[Data items]
:::::

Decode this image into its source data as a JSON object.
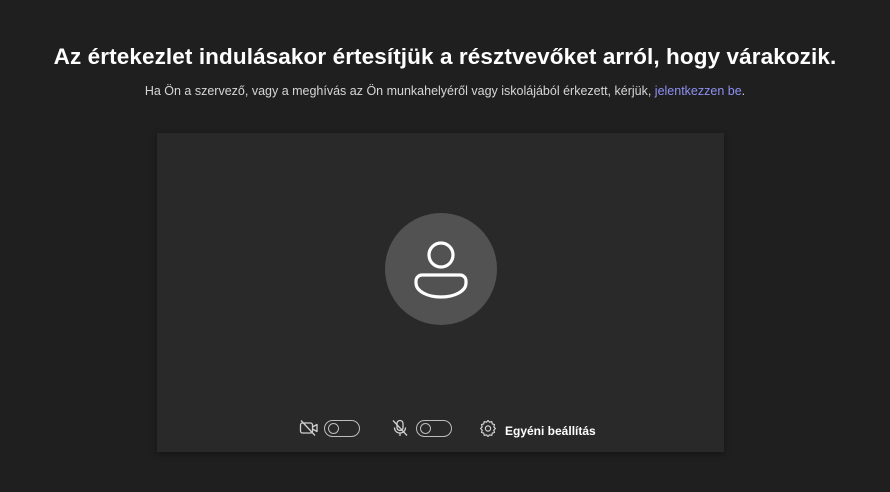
{
  "header": {
    "title": "Az értekezlet indulásakor értesítjük a résztvevőket arról, hogy várakozik.",
    "subtitle_prefix": "Ha Ön a szervező, vagy a meghívás az Ön munkahelyéről vagy iskolájából érkezett, kérjük, ",
    "signin_link": "jelentkezzen be",
    "subtitle_suffix": "."
  },
  "preview": {
    "avatar_icon": "person-icon",
    "camera": {
      "icon": "camera-off-icon",
      "enabled": false
    },
    "microphone": {
      "icon": "mic-off-icon",
      "enabled": false
    },
    "settings": {
      "icon": "gear-icon",
      "label": "Egyéni beállítás"
    }
  },
  "colors": {
    "background": "#1f1f1f",
    "preview_bg": "#292929",
    "avatar_bg": "#525252",
    "link": "#8e90f2"
  }
}
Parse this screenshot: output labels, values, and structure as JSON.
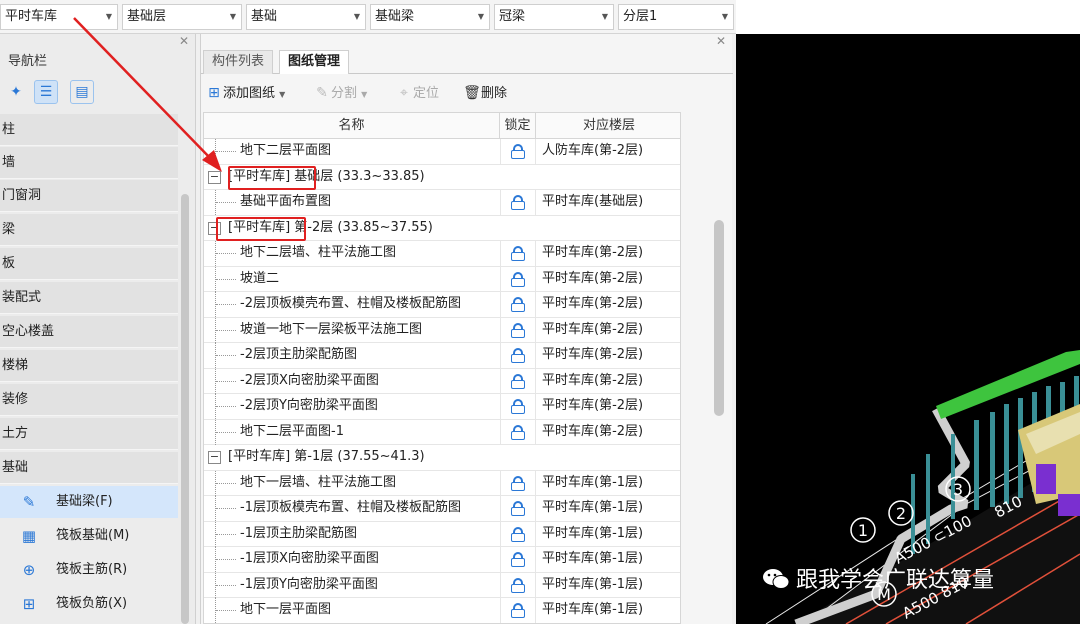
{
  "filters": [
    {
      "label": "平时车库"
    },
    {
      "label": "基础层"
    },
    {
      "label": "基础"
    },
    {
      "label": "基础梁"
    },
    {
      "label": "冠梁"
    },
    {
      "label": "分层1"
    }
  ],
  "nav": {
    "title": "导航栏",
    "categories": [
      "柱",
      "墙",
      "门窗洞",
      "梁",
      "板",
      "装配式",
      "空心楼盖",
      "楼梯",
      "装修",
      "土方",
      "基础"
    ],
    "sub_items": [
      {
        "label": "基础梁(F)",
        "icon": "pencil-icon"
      },
      {
        "label": "筏板基础(M)",
        "icon": "grid-icon"
      },
      {
        "label": "筏板主筋(R)",
        "icon": "rebar-icon"
      },
      {
        "label": "筏板负筋(X)",
        "icon": "neg-rebar-icon"
      }
    ]
  },
  "tabs": [
    "构件列表",
    "图纸管理"
  ],
  "toolbar": {
    "add": "添加图纸",
    "split": "分割",
    "locate": "定位",
    "delete": "删除"
  },
  "table": {
    "headers": {
      "name": "名称",
      "lock": "锁定",
      "floor": "对应楼层"
    },
    "rows": [
      {
        "type": "item",
        "name": "地下二层平面图",
        "floor": "人防车库(第-2层)"
      },
      {
        "type": "group",
        "name": "[平时车库] 基础层 (33.3~33.85)"
      },
      {
        "type": "item",
        "name": "基础平面布置图",
        "floor": "平时车库(基础层)"
      },
      {
        "type": "group",
        "name": "[平时车库] 第-2层 (33.85~37.55)"
      },
      {
        "type": "item",
        "name": "地下二层墙、柱平法施工图",
        "floor": "平时车库(第-2层)"
      },
      {
        "type": "item",
        "name": "坡道二",
        "floor": "平时车库(第-2层)"
      },
      {
        "type": "item",
        "name": "-2层顶板模壳布置、柱帽及楼板配筋图",
        "floor": "平时车库(第-2层)"
      },
      {
        "type": "item",
        "name": "坡道一地下一层梁板平法施工图",
        "floor": "平时车库(第-2层)"
      },
      {
        "type": "item",
        "name": "-2层顶主肋梁配筋图",
        "floor": "平时车库(第-2层)"
      },
      {
        "type": "item",
        "name": "-2层顶X向密肋梁平面图",
        "floor": "平时车库(第-2层)"
      },
      {
        "type": "item",
        "name": "-2层顶Y向密肋梁平面图",
        "floor": "平时车库(第-2层)"
      },
      {
        "type": "item",
        "name": "地下二层平面图-1",
        "floor": "平时车库(第-2层)"
      },
      {
        "type": "group",
        "name": "[平时车库] 第-1层 (37.55~41.3)"
      },
      {
        "type": "item",
        "name": "地下一层墙、柱平法施工图",
        "floor": "平时车库(第-1层)"
      },
      {
        "type": "item",
        "name": "-1层顶板模壳布置、柱帽及楼板配筋图",
        "floor": "平时车库(第-1层)"
      },
      {
        "type": "item",
        "name": "-1层顶主肋梁配筋图",
        "floor": "平时车库(第-1层)"
      },
      {
        "type": "item",
        "name": "-1层顶X向密肋梁平面图",
        "floor": "平时车库(第-1层)"
      },
      {
        "type": "item",
        "name": "-1层顶Y向密肋梁平面图",
        "floor": "平时车库(第-1层)"
      },
      {
        "type": "item",
        "name": "地下一层平面图",
        "floor": "平时车库(第-1层)"
      }
    ]
  },
  "viewport": {
    "labels": [
      "1",
      "2",
      "3",
      "M",
      "A500 ⊂100",
      "810",
      "A500 810"
    ]
  },
  "watermark": "跟我学会广联达算量",
  "colors": {
    "accent": "#2b78d6",
    "annotation": "#e02020",
    "green": "#3ec43e",
    "purple": "#7a2fd0"
  }
}
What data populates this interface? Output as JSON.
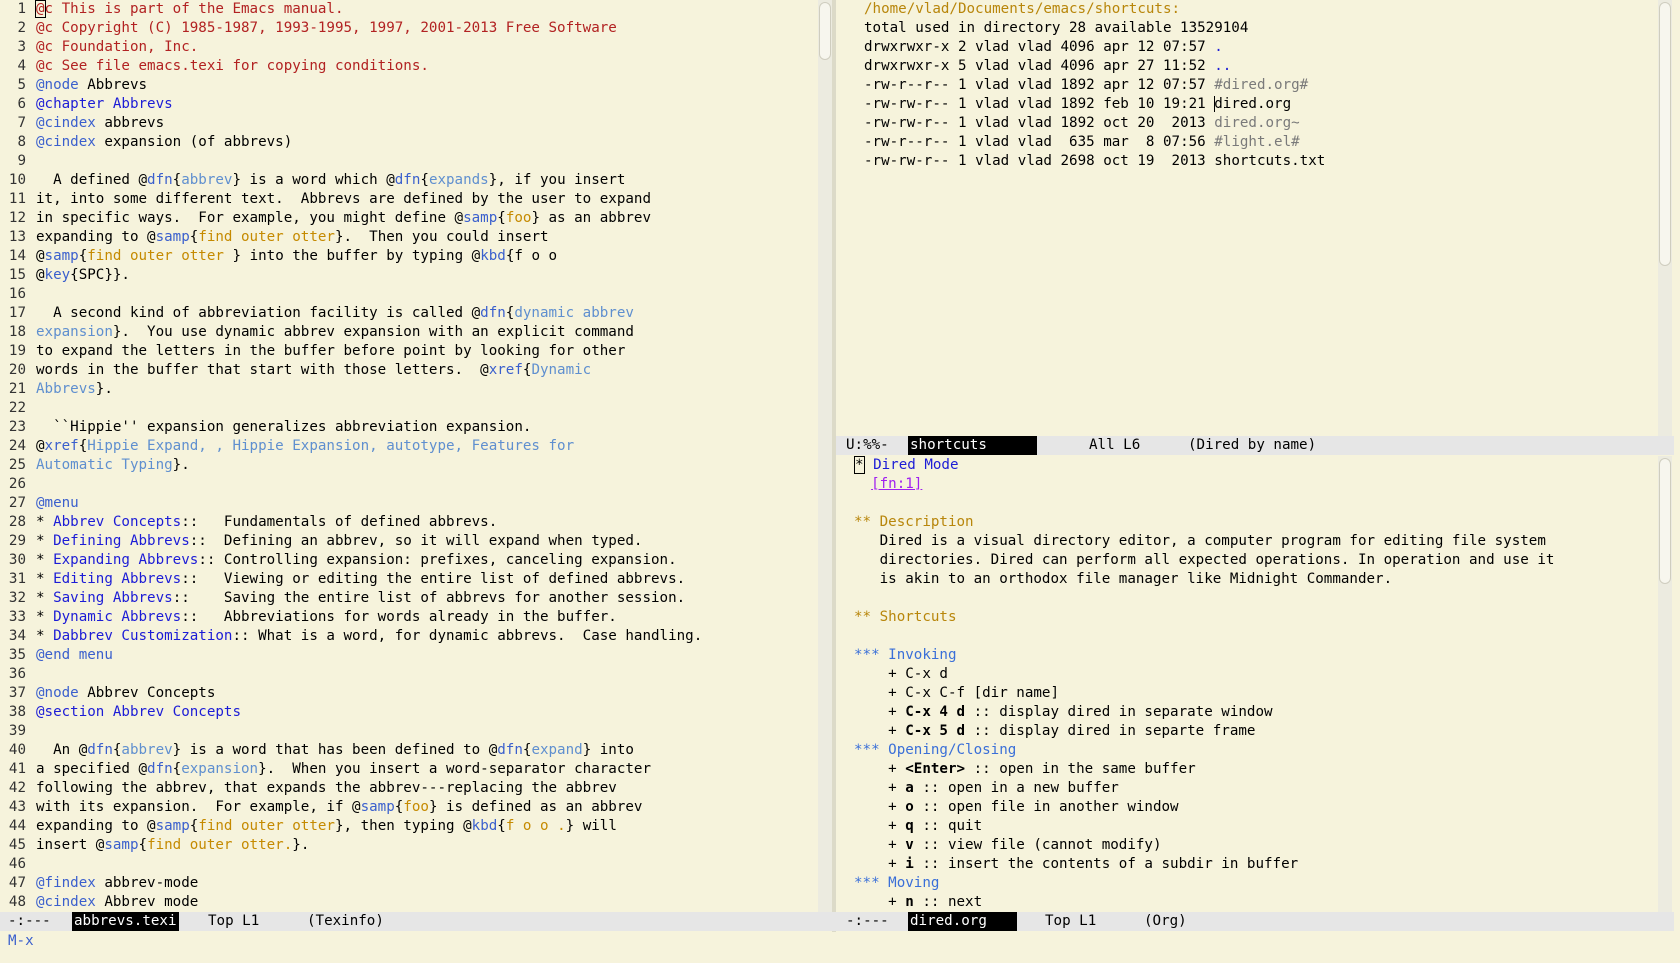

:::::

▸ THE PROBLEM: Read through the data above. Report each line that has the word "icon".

▸ EXERCISE RESPONSE:
    "avatar_icon": "person-icon",
      "icon": "camera-off-icon",
      "icon": "mic-off-icon",
      "icon": "gear-icon",
        "icon": "pencil-icon"
        "icon": "grid-icon"
        "icon": "rebar-icon"
        "icon": "neg-rebar-icon"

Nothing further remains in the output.